The New York State Departments of Environmental Conservation (DEC) and Agriculture and Markets (AGM) today announced that the State’s ninth annual Invasive Species Awareness Week (ISAW) begins Monday, June 6. Free public events and invasive species challenges are offered from June 6 to 12 across the State and online, including daily webinars at 1 p.m. and 7 p.m. Monday through Friday. Governor Kathy Hochul issued a proclamation designating ISAW to support the annual campaign to encourage New Yorkers to learn more and participate in the fight against the negative impacts of invasive species.

“Invasive Species Awareness Week is an excellent opportunity for New Yorkers to learn about invasive species and the comprehensive efforts underway thanks to investments by Governor Kathy Hochul to combat the threats they pose to our environment, agriculture systems and economy,” said DEC Commissioner Basil Seggos. “We encourage New Yorkers to join our experts and partners this week to learn what they can do.”

“Invasive species can have a costly impact on agriculture, the environment, and our economy,” said State Agriculture Commissioner Richard A. Ball. “During Invasive Species Awareness Week, I encourage all New Yorkers, including farmers and members of our agricultural community, to get involved in watching for and reporting signs of these destructive pests. We can all play a part in keeping invasive species from spreading and protecting our natural resources.”

Finger Lakes Partners (Billboard)

Invasive species are plants, animals, insects, and pathogens that are not native to an area and cause harm to the environment, agriculture, economy, or public health. New York is particularly vulnerable to these pests due to its role as a center for international trade and travel.

“Invasive Species Awareness Week highlights the devastating effects these species have on our native biodiversity,” State Parks Commissioner Erik Kulleseid said. “Education and citizen training can make a difference in preventing and detecting invasive species to preserve healthy forests, water bodies, and other significant habitats and rare species in State Parks. I encourage park visitors to learn how they help prevent the spread of harmful invasive species.”

New York State Canal Corporation Director Brian U. Stratton said, “This week, all New Yorkers have the opportunity to learn more about the environmental and economic threats invasive species pose to our state and how their understanding of this issue and future proactive actions will assist us in mitigating the spread of invasive species. The Canal Corporation, working in collaboration with DEC, has implemented risk reduction strategies along the Champlain Canal this navigation season to protect Lake Champlain from the round goby, an aquatic invasives species, and we encourage all mariners and anglers to do their part as we work to ensure the resiliency of the Canal and the local economies along it.”

Scheduled events include:
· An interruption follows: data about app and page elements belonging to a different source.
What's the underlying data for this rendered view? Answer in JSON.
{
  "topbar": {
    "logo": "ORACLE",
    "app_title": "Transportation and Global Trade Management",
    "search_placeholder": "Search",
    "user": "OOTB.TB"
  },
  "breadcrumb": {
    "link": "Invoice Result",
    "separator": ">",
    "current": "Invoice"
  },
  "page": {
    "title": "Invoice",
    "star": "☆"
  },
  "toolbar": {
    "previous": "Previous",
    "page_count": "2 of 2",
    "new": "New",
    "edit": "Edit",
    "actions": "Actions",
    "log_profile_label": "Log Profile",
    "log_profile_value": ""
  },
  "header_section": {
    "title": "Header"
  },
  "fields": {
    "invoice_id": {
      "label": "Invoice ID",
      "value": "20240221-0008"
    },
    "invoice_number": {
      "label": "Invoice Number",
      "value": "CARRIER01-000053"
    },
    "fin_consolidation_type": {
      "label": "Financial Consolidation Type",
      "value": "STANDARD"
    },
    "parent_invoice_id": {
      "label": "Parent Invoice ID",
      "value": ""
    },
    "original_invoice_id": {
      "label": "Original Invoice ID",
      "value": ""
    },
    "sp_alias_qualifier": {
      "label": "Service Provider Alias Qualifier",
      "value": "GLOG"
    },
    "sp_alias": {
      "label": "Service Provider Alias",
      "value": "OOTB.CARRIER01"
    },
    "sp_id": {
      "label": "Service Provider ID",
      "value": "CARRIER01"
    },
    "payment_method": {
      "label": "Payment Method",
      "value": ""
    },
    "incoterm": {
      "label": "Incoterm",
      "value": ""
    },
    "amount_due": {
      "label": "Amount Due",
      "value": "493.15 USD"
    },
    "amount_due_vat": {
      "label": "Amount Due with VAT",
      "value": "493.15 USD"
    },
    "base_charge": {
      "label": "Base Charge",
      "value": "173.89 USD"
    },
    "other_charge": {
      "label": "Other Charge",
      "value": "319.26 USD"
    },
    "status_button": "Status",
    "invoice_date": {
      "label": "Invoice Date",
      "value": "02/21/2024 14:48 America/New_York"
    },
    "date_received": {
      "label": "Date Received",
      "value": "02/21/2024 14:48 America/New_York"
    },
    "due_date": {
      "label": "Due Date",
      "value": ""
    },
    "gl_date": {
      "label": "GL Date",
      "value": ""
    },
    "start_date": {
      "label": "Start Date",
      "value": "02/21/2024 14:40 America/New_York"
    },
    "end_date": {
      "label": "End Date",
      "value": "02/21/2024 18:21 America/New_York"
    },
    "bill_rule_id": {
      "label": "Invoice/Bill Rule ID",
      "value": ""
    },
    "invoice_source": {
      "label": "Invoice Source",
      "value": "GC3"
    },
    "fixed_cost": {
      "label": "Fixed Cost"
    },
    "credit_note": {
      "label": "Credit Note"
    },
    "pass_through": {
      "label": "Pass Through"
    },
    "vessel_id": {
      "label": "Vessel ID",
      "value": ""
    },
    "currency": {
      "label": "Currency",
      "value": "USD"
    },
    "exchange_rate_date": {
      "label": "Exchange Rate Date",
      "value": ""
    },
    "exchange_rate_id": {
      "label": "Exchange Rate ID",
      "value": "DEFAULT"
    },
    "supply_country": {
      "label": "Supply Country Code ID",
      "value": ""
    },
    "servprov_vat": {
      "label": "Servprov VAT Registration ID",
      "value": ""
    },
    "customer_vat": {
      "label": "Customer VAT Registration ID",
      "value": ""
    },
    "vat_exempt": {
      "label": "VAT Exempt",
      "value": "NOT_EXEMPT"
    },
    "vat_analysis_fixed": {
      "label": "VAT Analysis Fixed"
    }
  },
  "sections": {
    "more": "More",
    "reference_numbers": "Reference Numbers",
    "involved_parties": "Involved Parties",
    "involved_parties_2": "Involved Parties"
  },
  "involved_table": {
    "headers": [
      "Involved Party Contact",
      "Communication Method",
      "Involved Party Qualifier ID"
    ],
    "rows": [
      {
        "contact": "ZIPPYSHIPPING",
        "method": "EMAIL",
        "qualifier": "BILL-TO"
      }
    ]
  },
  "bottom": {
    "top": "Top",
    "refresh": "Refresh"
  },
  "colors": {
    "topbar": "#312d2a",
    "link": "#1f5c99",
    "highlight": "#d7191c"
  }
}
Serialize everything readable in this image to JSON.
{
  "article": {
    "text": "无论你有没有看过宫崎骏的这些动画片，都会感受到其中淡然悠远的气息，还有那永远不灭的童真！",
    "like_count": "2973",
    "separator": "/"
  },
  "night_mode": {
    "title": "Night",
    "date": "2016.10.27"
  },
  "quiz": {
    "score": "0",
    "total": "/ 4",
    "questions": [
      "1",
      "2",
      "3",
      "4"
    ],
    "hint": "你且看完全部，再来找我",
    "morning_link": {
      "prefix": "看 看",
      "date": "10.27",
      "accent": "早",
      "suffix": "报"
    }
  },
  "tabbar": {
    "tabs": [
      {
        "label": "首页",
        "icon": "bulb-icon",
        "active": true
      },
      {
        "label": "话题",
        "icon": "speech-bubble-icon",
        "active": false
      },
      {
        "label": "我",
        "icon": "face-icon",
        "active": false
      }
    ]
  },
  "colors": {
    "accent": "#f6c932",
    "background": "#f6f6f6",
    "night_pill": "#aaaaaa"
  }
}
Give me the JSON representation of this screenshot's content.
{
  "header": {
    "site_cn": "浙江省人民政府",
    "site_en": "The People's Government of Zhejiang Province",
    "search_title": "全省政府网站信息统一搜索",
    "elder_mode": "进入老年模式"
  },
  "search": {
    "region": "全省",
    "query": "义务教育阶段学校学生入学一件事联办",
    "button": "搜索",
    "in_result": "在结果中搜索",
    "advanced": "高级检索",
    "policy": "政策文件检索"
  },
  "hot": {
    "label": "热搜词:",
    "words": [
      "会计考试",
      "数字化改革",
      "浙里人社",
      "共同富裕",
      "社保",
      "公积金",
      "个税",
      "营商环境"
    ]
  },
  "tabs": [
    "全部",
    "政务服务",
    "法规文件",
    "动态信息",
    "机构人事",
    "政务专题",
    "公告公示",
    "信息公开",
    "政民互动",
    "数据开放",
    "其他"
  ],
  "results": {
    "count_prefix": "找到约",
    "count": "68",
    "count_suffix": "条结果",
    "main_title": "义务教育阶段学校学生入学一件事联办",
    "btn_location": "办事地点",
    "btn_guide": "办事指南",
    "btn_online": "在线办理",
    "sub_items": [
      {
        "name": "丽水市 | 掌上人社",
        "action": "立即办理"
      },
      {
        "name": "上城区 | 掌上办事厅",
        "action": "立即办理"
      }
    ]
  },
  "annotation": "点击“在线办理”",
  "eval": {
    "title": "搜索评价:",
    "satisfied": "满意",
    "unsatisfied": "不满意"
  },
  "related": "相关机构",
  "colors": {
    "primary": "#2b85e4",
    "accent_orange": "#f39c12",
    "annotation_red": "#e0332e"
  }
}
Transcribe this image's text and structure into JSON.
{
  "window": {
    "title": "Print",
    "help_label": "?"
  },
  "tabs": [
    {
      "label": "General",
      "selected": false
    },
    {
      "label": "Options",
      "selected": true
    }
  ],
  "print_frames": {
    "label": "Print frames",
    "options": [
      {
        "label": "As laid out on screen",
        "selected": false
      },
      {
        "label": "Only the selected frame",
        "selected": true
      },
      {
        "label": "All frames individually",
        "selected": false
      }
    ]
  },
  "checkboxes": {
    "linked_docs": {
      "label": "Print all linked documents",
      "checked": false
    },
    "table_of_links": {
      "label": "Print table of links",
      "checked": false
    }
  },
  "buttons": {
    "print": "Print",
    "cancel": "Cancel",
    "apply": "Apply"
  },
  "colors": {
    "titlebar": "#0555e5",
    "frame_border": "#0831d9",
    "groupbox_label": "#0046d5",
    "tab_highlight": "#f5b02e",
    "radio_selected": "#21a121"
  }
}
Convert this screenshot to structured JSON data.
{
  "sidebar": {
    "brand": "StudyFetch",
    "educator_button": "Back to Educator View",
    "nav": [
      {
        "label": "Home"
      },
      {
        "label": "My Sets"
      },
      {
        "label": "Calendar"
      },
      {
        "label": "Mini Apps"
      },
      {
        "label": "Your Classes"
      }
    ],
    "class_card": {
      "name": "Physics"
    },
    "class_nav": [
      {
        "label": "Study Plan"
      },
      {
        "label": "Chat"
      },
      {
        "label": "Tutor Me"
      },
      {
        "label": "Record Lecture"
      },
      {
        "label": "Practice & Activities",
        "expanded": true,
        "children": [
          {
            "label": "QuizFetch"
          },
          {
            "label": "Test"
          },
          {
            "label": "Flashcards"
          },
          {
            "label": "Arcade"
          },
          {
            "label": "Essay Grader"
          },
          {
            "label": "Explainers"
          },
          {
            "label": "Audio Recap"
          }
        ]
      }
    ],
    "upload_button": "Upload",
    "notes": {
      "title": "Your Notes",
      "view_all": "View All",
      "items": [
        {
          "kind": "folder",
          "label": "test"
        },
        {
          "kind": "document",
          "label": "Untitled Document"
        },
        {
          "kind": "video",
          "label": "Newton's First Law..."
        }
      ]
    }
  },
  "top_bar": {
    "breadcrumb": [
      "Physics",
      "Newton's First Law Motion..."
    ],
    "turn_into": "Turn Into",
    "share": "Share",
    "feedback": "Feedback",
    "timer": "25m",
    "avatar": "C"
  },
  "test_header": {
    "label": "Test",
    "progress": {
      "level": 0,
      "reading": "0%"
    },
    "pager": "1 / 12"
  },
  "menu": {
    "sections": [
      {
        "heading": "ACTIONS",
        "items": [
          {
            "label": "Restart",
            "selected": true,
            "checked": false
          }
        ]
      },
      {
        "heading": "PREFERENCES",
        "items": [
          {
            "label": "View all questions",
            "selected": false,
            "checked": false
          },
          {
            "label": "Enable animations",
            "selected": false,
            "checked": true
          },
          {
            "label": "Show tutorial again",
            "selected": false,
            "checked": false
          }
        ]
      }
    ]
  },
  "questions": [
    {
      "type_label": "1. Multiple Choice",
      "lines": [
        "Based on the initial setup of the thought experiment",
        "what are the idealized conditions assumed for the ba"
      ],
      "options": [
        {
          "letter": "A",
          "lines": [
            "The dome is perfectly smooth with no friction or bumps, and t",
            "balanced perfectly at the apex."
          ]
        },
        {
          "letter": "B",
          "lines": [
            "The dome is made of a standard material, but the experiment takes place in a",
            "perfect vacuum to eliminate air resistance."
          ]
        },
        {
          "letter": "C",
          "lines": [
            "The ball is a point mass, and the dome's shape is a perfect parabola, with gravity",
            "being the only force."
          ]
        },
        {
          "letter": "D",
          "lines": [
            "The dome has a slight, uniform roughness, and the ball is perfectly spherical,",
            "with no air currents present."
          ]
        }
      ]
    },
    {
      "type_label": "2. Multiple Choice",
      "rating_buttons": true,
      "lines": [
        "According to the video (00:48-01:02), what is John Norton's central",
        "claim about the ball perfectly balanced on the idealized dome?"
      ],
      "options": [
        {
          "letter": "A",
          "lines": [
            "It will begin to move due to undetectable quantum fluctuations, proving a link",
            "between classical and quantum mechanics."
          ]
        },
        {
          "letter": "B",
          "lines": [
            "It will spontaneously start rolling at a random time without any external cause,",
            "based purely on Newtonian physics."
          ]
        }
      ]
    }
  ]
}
  • Statewide webinars on a variety of topics including “Native Alternatives to Common Invasive Garden Plants”, “State of the Science: Harmful Algal Blooms & Invasive Species”, and “Aquatic Invasive Species Info for Lake Lovers.”
  • Guided hikes and paddles to learn how to identify and remove invasive species.
  • Screenings of Uninvited: The Spread of Invasive Species.

Anyone interested in participating in an ISAW event, including the daily webinars, is encouraged to visit the New York Invasive Species Awareness Week Events webpage to find a complete list of offerings in their area. The Monday, June 6, webinar at 1 p.m. will highlight the events scheduled for ISAW 2022 and discuss New York’s collaborative invasive species network that includes Partnerships for Regional Invasive Species Management, or PRISMs.

Everyone can make a difference in the fight against invasives by helping to locate and map infestations, using only local firewoodproperly cleaning watercraft before and after boating, cleaning dirt off boots after hiking, or removing invasive species from the yard. To learn more about invasive species and how to get involved, visit DEC’s website.